      There was rezoning proposed with the Proposed Auckland Unitary Plan, and in the end, most rezoning was passed and accepted by Council, upon a developer friendly ‘independent’ hearing panel.

      Intensified residential land is a safe bet for gains in value for many years to come, as more people will need more homes, and building up and more intensively means more returns on the same piece of land.

  4. The Lone Haranguer says:

    Labour’s house CGT proposals for a main residence tax exemption have always been fatally flawed in as much as a person with a $1m house in Auckland (a very humble abode to be fair) will net a tax free $500,000 if the house is held for some time and increases by 50%, whereas a person with a $200,000 house in Tokoroa will only get a $100,000 tax free gain if their property were to increase by the same 50% over the same timeframes. Gains is gains but Aucklanders and those in Central Otago get bigger tax free ones.

    So I see some merit in your “equity tax”. But if I had a couple of domestic rentals, in your tax world, I would load them up with debt shortly before the regime started to reduce my “equity”.

    I am unsure whether your proposal would still have me paying income tax on my rents. I would presume that my “equity tax” would be all the State would want from mr. Is this xcorreect?

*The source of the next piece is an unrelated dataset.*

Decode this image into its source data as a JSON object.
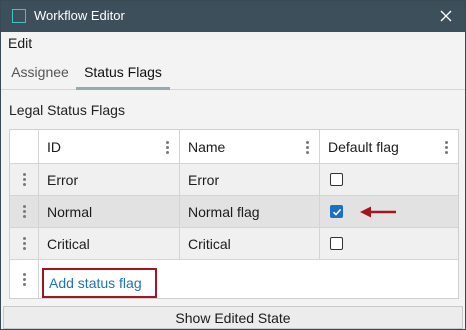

  5. Creative says:

    Hi Susan, this is really important to solve Child poverty issue, this things needs to be noticed by large or say whole population and they needs to be aware of it. I believe you solution can wok in solving this issue. Liked it a lot. Hope others too.

  6. Tamati Tautuhi says:

    The big problem is with rents escalating, the poor people can not afford to buy food after they have paid the rent.